At this point, Vince doesn’t know what to do. He’s amazed that Tom has looked into him. But he doesn’t know if he should do his buddy Bob wrong. He’s confused, desperate and doesn’t want to let anyone down. He oozes money.
“That’s one of the really slimy things, when you get a guy caught up in a web like that,” said Danny Biancullo, aka Danny B., a 20-year veteran of the pick-selling industry who rattles off the Mambo spiel on cue. “He doesn’t know what to do. He kind of likes me, but I can’t win. He starts wondering whether he should listen to the other guy. And when people are down, they start doing desperate (stuff).
“That doesn’t happen at every service. That’s for advanced guys,” Danny B. continues. “They call it a mambo. A mambo is when you take a guy through the ringer. For us to pull out this trick, the guy has to be invested pretty well, $25-$50 grand. And the trust has to be there. You can tell a guy’s mentality on the phone and whether he’s playing with a full deck or not.”
These days, Danny B. owns his own pick-selling business, DannyBwins.com, something he started in 2004 and does it “by the book,” he says. He says he’s not proud of it, but acknowledges participating in the greasiest sides of a notorious industry.
“I talk about it openly, talk about in on the radio show, no reason not to,” said Danny. B. “It’s a part of my past.”
His tout career began in 1994, working for Jack Price. Danny B. gambled and had worked for casinos, but admits he knew nothing about handicapping when he started working for Price. It didn’t matter.
Eventually, Danny B. teamed up with an owner of an early offshore sports book, English Sports Betting. He began writing and doing marketing work for the Las Vegas Sporting News (no affiliation to this website). He even contributed to an HBO special on the handicapping industry and became a familiar voice on 1-900 and score phones.
“I was the voice of American gamblers for five or six years,” he said. “‘Danny B. bringing you odds and scores. Let’s take a look at your action; Games underway ... ’”

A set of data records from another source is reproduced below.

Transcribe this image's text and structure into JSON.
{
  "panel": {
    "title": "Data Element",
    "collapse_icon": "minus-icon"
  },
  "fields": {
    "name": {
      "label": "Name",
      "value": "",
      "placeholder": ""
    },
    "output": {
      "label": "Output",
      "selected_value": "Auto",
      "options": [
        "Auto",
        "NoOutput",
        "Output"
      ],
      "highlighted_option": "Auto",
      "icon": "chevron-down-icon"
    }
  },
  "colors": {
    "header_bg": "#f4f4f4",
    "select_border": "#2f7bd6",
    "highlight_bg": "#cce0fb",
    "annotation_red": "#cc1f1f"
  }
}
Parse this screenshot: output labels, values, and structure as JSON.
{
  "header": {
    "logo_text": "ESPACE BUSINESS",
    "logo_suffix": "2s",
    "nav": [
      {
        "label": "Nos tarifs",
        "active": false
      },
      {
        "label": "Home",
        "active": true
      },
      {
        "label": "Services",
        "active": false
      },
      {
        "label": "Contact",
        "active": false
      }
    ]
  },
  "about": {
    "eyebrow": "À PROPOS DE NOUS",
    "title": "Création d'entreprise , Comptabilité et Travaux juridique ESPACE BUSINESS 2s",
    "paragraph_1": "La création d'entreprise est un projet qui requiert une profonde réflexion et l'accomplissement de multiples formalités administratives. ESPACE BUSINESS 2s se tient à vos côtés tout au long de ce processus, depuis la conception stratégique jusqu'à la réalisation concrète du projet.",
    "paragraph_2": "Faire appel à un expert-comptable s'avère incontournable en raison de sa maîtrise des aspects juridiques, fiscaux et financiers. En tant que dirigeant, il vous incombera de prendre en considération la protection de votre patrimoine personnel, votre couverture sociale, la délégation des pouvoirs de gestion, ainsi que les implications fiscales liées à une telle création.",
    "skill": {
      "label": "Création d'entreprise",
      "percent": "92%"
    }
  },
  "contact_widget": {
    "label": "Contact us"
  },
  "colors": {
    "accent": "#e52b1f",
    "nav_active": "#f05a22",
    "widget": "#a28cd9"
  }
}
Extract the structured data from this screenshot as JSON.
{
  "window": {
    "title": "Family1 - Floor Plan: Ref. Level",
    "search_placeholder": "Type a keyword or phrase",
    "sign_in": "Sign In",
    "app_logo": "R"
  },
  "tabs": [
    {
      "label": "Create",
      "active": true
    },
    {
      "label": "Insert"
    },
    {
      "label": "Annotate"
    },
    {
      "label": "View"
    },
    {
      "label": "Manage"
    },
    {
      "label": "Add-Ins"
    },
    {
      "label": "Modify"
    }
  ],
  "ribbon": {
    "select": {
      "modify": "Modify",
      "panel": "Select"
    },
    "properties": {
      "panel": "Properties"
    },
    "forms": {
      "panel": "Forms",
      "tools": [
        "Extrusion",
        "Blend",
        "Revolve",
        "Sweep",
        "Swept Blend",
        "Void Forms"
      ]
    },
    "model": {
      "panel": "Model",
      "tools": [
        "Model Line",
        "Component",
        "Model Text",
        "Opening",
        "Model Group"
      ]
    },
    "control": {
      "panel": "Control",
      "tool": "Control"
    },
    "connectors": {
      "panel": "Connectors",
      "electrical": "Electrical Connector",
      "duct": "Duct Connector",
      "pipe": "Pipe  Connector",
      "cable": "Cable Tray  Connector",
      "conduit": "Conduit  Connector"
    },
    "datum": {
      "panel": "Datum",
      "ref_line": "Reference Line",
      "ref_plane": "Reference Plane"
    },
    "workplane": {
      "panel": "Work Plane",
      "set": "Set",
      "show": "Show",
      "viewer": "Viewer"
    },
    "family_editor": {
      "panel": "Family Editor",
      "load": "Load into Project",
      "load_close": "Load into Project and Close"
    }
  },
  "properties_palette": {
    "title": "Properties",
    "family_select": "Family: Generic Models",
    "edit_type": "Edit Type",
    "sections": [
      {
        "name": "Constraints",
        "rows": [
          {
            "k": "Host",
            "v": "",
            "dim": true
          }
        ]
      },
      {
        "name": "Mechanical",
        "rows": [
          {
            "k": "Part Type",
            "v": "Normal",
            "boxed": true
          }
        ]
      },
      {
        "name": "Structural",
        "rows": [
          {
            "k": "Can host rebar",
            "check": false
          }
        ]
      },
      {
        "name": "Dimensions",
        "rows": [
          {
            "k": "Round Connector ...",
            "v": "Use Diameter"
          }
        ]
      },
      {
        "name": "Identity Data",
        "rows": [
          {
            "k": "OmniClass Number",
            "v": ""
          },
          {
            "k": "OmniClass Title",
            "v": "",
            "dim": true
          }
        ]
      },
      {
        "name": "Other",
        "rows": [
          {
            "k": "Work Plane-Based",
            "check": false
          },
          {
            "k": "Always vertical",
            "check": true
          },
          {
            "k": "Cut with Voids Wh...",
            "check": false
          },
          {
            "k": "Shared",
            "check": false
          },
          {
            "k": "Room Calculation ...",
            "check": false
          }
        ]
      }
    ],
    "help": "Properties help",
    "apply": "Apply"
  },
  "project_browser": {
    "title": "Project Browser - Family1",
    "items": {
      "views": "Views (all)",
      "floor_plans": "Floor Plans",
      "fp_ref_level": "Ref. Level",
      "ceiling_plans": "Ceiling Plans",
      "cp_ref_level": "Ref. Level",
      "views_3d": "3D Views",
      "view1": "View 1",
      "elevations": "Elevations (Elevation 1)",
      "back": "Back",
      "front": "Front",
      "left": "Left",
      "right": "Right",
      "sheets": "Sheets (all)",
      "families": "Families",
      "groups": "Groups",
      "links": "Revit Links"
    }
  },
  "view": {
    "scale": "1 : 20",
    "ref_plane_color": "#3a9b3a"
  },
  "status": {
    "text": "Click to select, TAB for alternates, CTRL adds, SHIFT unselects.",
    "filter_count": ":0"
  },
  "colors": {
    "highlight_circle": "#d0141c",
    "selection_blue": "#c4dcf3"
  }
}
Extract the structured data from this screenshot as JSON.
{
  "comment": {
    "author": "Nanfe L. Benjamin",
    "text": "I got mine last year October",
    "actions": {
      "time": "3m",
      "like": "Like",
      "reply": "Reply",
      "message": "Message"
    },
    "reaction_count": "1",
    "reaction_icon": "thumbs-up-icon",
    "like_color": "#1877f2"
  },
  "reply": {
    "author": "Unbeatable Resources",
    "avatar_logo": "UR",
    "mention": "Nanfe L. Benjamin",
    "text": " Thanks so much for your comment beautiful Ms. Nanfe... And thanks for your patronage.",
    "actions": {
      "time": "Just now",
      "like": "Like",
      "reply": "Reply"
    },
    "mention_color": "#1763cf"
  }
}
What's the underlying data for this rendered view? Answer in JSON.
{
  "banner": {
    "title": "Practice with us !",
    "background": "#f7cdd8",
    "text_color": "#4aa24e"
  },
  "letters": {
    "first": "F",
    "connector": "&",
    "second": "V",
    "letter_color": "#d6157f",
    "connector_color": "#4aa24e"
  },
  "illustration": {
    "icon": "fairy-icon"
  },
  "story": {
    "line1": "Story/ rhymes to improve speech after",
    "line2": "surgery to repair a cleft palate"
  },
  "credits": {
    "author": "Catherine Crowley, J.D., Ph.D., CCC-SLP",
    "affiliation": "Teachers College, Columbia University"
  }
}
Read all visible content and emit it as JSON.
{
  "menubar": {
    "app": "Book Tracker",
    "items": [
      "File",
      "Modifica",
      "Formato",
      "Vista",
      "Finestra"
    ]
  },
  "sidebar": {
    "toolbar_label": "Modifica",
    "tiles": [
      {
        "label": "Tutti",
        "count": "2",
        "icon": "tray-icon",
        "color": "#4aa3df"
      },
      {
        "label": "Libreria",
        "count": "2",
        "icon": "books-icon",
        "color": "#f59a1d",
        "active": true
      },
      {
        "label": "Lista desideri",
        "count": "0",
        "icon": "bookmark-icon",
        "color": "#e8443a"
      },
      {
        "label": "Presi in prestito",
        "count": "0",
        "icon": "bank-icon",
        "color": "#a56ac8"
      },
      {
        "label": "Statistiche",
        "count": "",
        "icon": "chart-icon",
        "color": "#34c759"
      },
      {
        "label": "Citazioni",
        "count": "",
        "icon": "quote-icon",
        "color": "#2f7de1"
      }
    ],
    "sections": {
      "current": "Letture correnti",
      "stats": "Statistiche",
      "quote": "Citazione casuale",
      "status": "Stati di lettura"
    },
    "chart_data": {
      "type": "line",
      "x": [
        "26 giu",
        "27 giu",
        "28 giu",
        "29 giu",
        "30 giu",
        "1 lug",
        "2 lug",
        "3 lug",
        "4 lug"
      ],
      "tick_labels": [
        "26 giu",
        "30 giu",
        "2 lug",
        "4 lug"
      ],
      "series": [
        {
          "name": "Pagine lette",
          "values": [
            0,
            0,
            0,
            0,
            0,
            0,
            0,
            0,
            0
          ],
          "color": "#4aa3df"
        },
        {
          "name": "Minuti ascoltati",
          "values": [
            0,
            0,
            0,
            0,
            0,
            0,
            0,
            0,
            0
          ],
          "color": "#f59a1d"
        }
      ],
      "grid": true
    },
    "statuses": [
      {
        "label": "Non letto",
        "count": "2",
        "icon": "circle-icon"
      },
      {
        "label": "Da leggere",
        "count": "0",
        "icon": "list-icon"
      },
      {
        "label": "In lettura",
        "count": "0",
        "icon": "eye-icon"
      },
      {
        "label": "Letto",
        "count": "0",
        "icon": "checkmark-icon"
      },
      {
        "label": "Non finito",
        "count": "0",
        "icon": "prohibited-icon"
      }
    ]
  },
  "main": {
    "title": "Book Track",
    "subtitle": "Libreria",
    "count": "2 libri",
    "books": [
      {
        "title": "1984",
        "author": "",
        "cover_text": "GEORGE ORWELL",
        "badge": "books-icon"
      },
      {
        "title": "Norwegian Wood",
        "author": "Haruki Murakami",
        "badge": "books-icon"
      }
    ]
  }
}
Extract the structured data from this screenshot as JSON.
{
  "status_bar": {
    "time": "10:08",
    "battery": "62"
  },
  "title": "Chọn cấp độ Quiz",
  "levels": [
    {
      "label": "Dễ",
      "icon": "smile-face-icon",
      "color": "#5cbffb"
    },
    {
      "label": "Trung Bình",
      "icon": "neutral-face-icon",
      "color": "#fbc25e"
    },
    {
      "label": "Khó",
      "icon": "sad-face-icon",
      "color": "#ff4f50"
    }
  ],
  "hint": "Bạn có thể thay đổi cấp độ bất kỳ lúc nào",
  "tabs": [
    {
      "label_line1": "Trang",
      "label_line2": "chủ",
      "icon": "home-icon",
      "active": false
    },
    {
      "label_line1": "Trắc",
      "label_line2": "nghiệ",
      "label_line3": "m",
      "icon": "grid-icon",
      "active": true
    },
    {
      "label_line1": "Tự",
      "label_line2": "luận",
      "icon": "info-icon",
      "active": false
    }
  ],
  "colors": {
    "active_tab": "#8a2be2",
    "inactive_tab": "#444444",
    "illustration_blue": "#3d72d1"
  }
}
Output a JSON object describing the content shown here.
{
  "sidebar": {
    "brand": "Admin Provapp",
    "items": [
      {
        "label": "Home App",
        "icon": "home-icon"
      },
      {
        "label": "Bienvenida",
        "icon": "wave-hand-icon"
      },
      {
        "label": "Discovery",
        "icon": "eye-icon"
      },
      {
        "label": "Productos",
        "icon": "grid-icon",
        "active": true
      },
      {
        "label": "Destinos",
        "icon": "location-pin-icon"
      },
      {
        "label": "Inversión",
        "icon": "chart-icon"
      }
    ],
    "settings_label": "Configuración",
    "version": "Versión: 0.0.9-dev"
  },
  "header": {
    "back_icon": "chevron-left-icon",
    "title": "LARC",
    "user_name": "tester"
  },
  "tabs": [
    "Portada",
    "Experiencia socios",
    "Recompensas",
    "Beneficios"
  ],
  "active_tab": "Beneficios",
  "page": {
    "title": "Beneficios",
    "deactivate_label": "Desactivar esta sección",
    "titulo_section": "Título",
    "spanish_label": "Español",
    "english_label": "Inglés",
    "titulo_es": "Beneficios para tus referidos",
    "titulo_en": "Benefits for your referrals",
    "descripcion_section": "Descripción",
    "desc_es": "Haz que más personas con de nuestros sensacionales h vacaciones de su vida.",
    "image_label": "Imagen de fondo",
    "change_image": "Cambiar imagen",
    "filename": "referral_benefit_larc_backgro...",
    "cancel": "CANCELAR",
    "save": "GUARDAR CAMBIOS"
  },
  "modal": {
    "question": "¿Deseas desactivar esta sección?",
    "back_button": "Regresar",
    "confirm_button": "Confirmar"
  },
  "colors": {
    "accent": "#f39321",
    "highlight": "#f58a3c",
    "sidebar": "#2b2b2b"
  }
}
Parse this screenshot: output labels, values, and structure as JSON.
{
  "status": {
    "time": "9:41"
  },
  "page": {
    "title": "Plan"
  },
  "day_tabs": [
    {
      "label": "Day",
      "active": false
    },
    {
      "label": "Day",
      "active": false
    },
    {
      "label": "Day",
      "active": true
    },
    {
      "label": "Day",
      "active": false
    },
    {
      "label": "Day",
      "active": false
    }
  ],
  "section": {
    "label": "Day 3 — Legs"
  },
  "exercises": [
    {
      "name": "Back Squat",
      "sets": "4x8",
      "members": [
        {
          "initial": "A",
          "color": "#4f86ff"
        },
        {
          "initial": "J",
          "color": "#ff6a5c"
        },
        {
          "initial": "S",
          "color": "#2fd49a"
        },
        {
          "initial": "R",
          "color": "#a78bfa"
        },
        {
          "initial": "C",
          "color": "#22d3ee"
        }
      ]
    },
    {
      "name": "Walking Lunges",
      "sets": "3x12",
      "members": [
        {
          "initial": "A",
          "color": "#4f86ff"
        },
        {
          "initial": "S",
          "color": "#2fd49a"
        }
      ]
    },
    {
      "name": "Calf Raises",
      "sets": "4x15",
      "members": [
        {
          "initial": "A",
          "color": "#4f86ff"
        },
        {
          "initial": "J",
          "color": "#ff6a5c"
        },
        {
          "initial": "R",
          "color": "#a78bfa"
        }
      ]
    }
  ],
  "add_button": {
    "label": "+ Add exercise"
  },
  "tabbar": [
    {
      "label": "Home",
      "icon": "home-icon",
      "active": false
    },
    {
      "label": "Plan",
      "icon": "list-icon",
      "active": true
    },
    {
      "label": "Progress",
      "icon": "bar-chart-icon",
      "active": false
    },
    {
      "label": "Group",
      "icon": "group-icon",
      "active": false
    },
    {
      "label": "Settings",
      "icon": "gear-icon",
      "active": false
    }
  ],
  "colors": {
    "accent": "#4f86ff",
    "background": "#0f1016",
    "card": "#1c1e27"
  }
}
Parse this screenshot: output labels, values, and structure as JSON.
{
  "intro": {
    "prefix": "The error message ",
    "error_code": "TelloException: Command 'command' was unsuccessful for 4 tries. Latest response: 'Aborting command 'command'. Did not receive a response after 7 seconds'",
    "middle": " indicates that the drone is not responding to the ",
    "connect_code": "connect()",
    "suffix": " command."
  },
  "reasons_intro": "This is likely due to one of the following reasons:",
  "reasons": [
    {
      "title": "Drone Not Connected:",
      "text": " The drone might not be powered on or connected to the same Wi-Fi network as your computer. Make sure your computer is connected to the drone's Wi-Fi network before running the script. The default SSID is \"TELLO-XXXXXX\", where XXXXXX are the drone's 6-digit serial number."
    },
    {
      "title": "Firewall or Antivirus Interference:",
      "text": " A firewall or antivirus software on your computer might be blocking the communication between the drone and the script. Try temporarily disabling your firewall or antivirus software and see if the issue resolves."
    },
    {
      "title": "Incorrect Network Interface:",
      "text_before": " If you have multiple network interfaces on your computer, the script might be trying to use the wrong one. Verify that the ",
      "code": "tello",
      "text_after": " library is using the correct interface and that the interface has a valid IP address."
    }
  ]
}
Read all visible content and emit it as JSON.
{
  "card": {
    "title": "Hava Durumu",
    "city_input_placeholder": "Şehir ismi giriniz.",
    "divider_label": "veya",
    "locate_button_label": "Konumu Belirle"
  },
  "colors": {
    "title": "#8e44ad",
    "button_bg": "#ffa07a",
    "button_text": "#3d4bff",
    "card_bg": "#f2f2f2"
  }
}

Danny B. moved to Fort Meyers to join the Florida sports service in 2001. At first, he was reluctant to go as far as some of the other salesmen. But soon the money became too much to ignore. He turned his hat around and joined in the mambo.
“You have levels of salesmen: Good, great and out of this world. I was a part of the out-of-this-world class,” he said. “We made half-a-million dollars every week like clockwork. Not betting, not doing anything more than getting paid off of clients, whether it was from winners or just stories. I started making huge money. Seven figures in seven months just on sales.”
In 2003, wife pregnant, Danny B. couldn’t take it anymore. “I didn’t like what I was doing,” he said.
He left and started his own business in January 2004. Three months later, he got a knock on the door and was raided by federal and local agents as part of an investigation into the Florida service.
“They seized everyone’s money, even their wives’ money,” said Danny B., who pleaded guilty to violating the Wire Act, served six months of house arrest and re-opened business in New Jersey, where he does radio shows and supports his family selling himself and his picks.
“I sell my personality. People like me,” he said.
Danny B. says the pick-selling scams that go on these days are much tamer, but adds that the boiler room phone shops still exist.
“I know a guy out of New York that has five or six companies, with only six or seven guys all in one little office in Hoboken, N.J., the size of my basement,” Danny B. says. “That’s probably the most common scam these days: multiple companies that actually are just one company with the same guys who just pass you along, when they hit a losing streak.”